Five best/worst Chinese design knock-offs
A five-door Mini? Think you were being original with that one BMW? Sorry, but Lifan beat you to it by several years with the 320 (otherwise brilliantly known as the Lifan Smily in Russia) that was released in 2008.
Shrewdly foreseeing the need for a Mini with more doors, Lifan stuck a crude, half-melted Mini nose on a generic early-90s small Japanese hatch body to create the 320. Who says car design needs to be a long, drawn-out process? Certainly not the designers at Lifan.
Bamin 1020 KHA
Back in the mid-70s the Chinese Army were big fans of Mercedes-Benz vehicles. In fact they liked them so much they decided to build their own.
Bamin State Autoworks produced this brilliant Mercedes-Benz W123 rip off, building it on the same platform as a small truck! If you look closely, you will see that the 1020 KHA is actually a four-door ute. No one ever said you had to stick to the same segment as the car you were ripping off, after all...
DongFeng Crazy Soldier
Several Chinese companies were in the running to buy Hummer from General Motors back when the American company was desperate to get rid of it. Perhaps the sale fell through because they realised that already had an exact copy of it, but with a much, much better name.

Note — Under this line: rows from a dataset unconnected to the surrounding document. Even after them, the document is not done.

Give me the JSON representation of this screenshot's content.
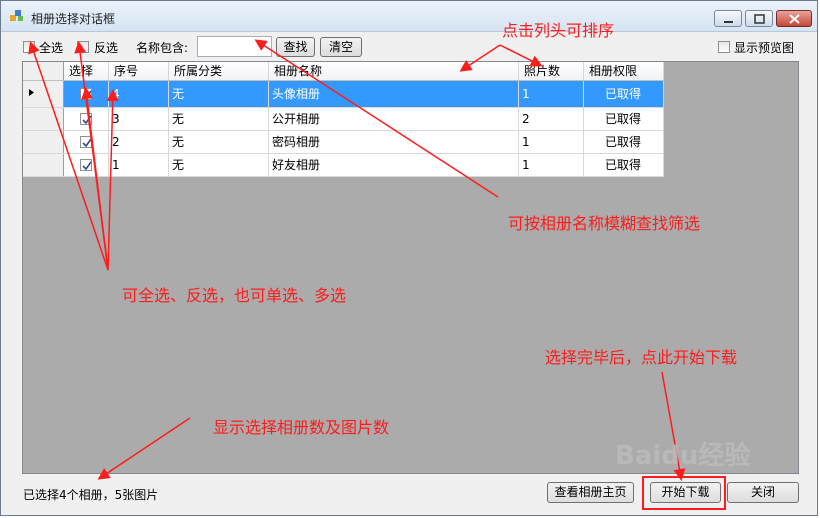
{
  "window": {
    "title": "相册选择对话框"
  },
  "toolbar": {
    "select_all": "全选",
    "invert": "反选",
    "name_contains": "名称包含:",
    "search_value": "",
    "find_button": "查找",
    "clear_button": "清空",
    "show_preview": "显示预览图"
  },
  "table": {
    "headers": [
      "选择",
      "序号",
      "所属分类",
      "相册名称",
      "照片数",
      "相册权限"
    ],
    "rows": [
      {
        "checked": true,
        "index": "4",
        "category": "无",
        "name": "头像相册",
        "photos": "1",
        "permission": "已取得"
      },
      {
        "checked": true,
        "index": "3",
        "category": "无",
        "name": "公开相册",
        "photos": "2",
        "permission": "已取得"
      },
      {
        "checked": true,
        "index": "2",
        "category": "无",
        "name": "密码相册",
        "photos": "1",
        "permission": "已取得"
      },
      {
        "checked": true,
        "index": "1",
        "category": "无",
        "name": "好友相册",
        "photos": "1",
        "permission": "已取得"
      }
    ]
  },
  "status": "已选择4个相册，5张图片",
  "footer": {
    "view_home": "查看相册主页",
    "start_download": "开始下载",
    "close": "关闭"
  },
  "annotations": {
    "sort": "点击列头可排序",
    "filter": "可按相册名称模糊查找筛选",
    "select": "可全选、反选，也可单选、多选",
    "download": "选择完毕后，点此开始下载",
    "count": "显示选择相册数及图片数"
  },
  "watermark": "Baidu经验",
  "colors": {
    "annotation": "#ff1c1c",
    "selection": "#3399ff",
    "grid_bg": "#ababab"
  }
}
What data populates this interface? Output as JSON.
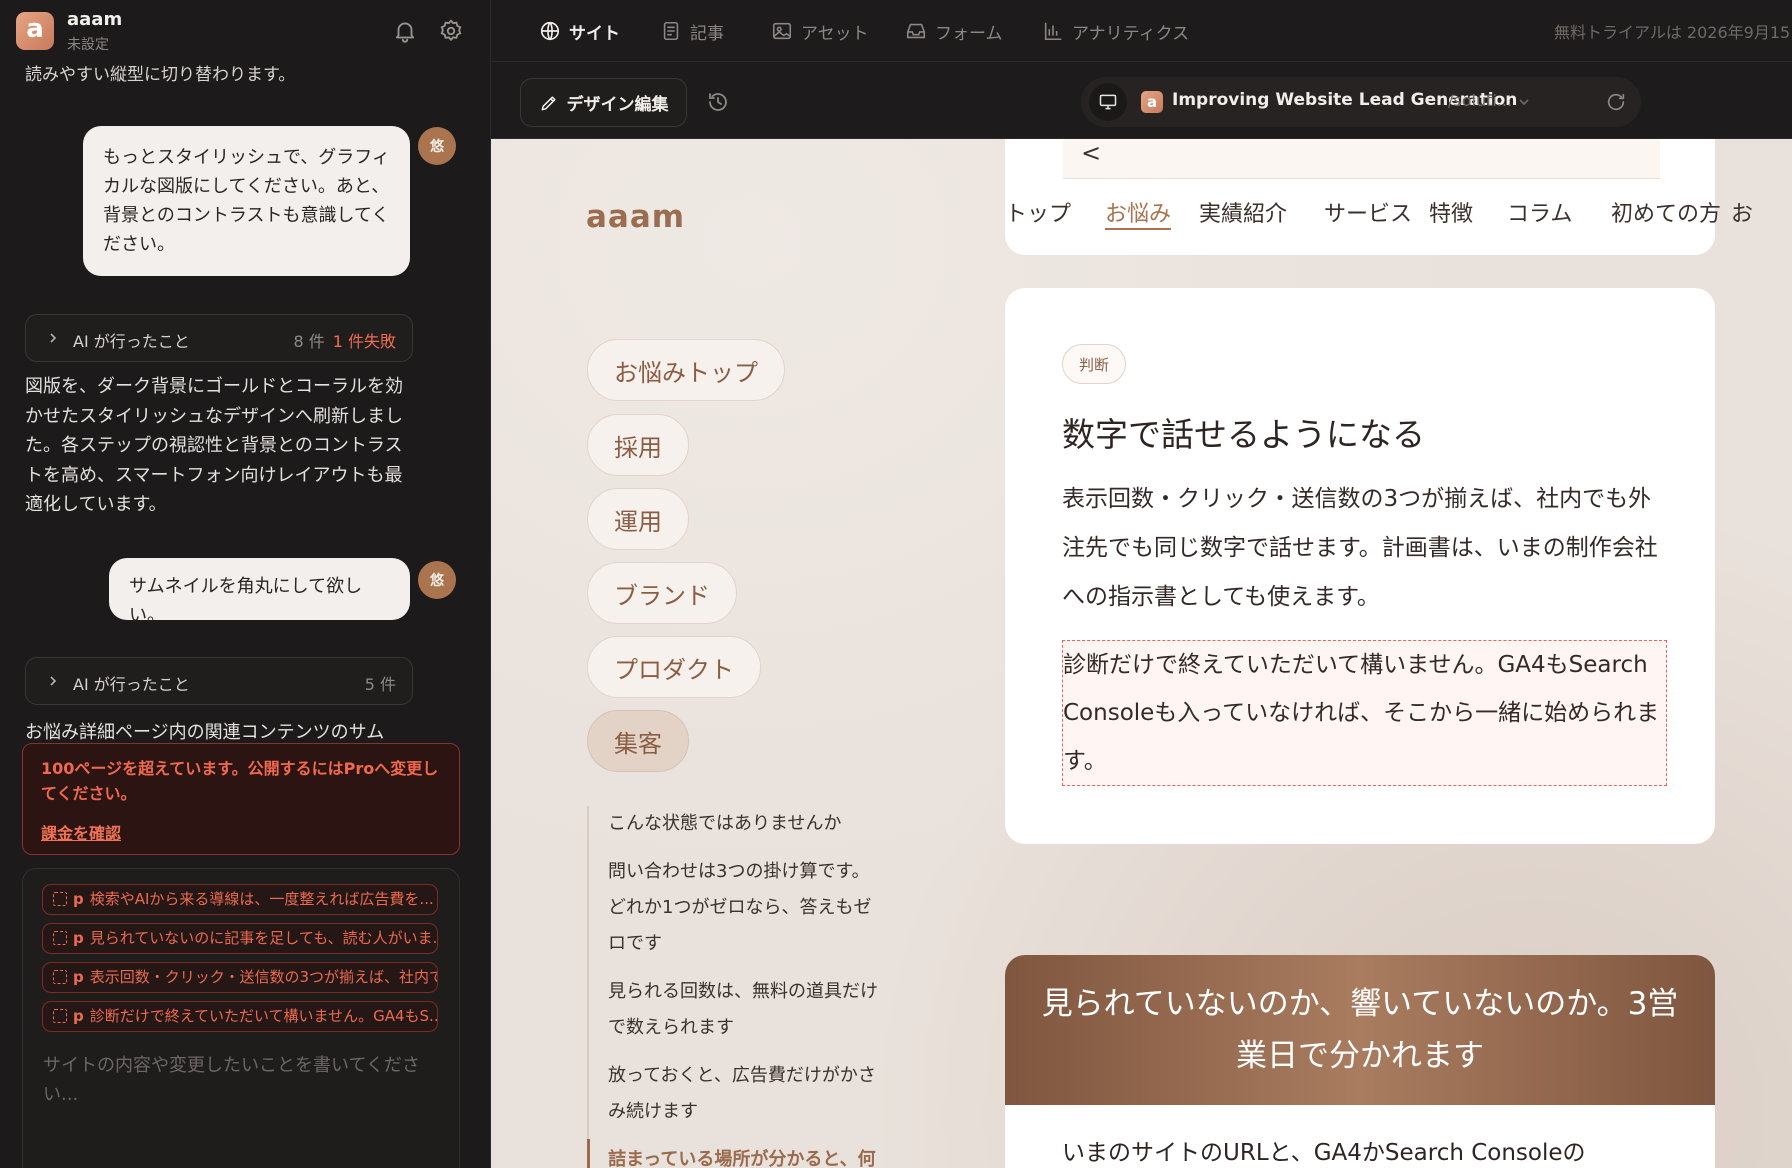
{
  "app": {
    "name": "aaam",
    "status": "未設定",
    "logo_letter": "a"
  },
  "chat": {
    "cut_text": "読みやすい縦型に切り替わります。",
    "user_msg_1": "もっとスタイリッシュで、グラフィカルな図版にしてください。あと、背景とのコントラストも意識してください。",
    "user_avatar": "悠",
    "ai_summary_1": {
      "label": "AI が行ったこと",
      "count": "8 件",
      "failed": "1 件失敗"
    },
    "ai_text_1": "図版を、ダーク背景にゴールドとコーラルを効かせたスタイリッシュなデザインへ刷新しました。各ステップの視認性と背景とのコントラストを高め、スマートフォン向けレイアウトも最適化しています。",
    "user_msg_2": "サムネイルを角丸にして欲しい。",
    "ai_summary_2": {
      "label": "AI が行ったこと",
      "count": "5 件"
    },
    "ai_text_2": "お悩み詳細ページ内の関連コンテンツのサム",
    "warning": {
      "text": "100ページを超えています。公開するにはProへ変更してください。",
      "link": "課金を確認"
    },
    "chips": [
      {
        "tag": "p",
        "text": "検索やAIから来る導線は、一度整えれば広告費を..."
      },
      {
        "tag": "p",
        "text": "見られていないのに記事を足しても、読む人がいま..."
      },
      {
        "tag": "p",
        "text": "表示回数・クリック・送信数の3つが揃えば、社内で..."
      },
      {
        "tag": "p",
        "text": "診断だけで終えていただいて構いません。GA4もS..."
      }
    ],
    "input_placeholder": "サイトの内容や変更したいことを書いてください..."
  },
  "topnav": {
    "tabs": [
      {
        "label": "サイト",
        "icon": "globe-icon",
        "active": true
      },
      {
        "label": "記事",
        "icon": "document-icon",
        "active": false
      },
      {
        "label": "アセット",
        "icon": "image-icon",
        "active": false
      },
      {
        "label": "フォーム",
        "icon": "inbox-icon",
        "active": false
      },
      {
        "label": "アナリティクス",
        "icon": "bar-chart-icon",
        "active": false
      }
    ],
    "trial": "無料トライアルは 2026年9月15日"
  },
  "toolbar": {
    "design_label": "デザイン編集",
    "page_title": "Improving Website Lead Generation",
    "page_path": "/soluti...",
    "favicon_letter": "a"
  },
  "site": {
    "logo": "aaam",
    "back": "<",
    "global_nav": [
      "トップ",
      "お悩み",
      "実績紹介",
      "サービス",
      "特徴",
      "コラム",
      "初めての方",
      "お"
    ],
    "categories": [
      "お悩みトップ",
      "採用",
      "運用",
      "ブランド",
      "プロダクト",
      "集客"
    ],
    "toc": [
      "こんな状態ではありませんか",
      "問い合わせは3つの掛け算です。どれか1つがゼロなら、答えもゼロです",
      "見られる回数は、無料の道具だけで数えられます",
      "放っておくと、広告費だけがかさみ続けます",
      "詰まっている場所が分かると、何"
    ],
    "card": {
      "badge": "判断",
      "heading": "数字で話せるようになる",
      "body": "表示回数・クリック・送信数の3つが揃えば、社内でも外注先でも同じ数字で話せます。計画書は、いまの制作会社への指示書としても使えます。",
      "note": "診断だけで終えていただいて構いません。GA4もSearch Consoleも入っていなければ、そこから一緒に始められます。"
    },
    "cta": {
      "title": "見られていないのか、響いていないのか。3営業日で分かれます",
      "body": "いまのサイトのURLと、GA4かSearch Consoleの"
    }
  },
  "colors": {
    "accent": "#a8734f",
    "danger": "#f06a55",
    "sidebar_bg": "#1c1a1a"
  }
}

The Crazy Soldier (“crazy” apparently meaning “fearless”) is literally an exact copy of a Hummer - in 1988 AM General demonstrated a then-new M998 HMMWV (what would become commonly known as the Hummer) at the Beijing Defence Exhibition and reportedly left it in China after the exhibition. Wonder what happened to it?
This one was so blatant that Rolls-Royce threatened legal action over it. Normally this doesn’t have much effect on Chinese manufacturers, but given that Geely has global aspirations, this time they decided to actually do something about it and have completely redesigned the GE before its launch.
Of course, by “redesigned” we mean “made everything a bit rounder” in order to placate Rolls’ legal watchdogs. Now it just looks like a drastically over-inflated Phantom instead of an exact knock-off of one.
This one managed to upset multiple other car companies when it was released. The CEO was rip-off of a Honda CRV (with Toyota Prado headlights) from the front, a BMW X5 from the rear, the bonnet was pure Mercedes-Benz and even the Shuanghuan badge was a complete copy of the SsangYong badge (no, we are not sure why either...)
BMW sued and the CEO was banned in Germany as a result. But BMW lost the court case in Italy, so the lucky Italians can still buy them...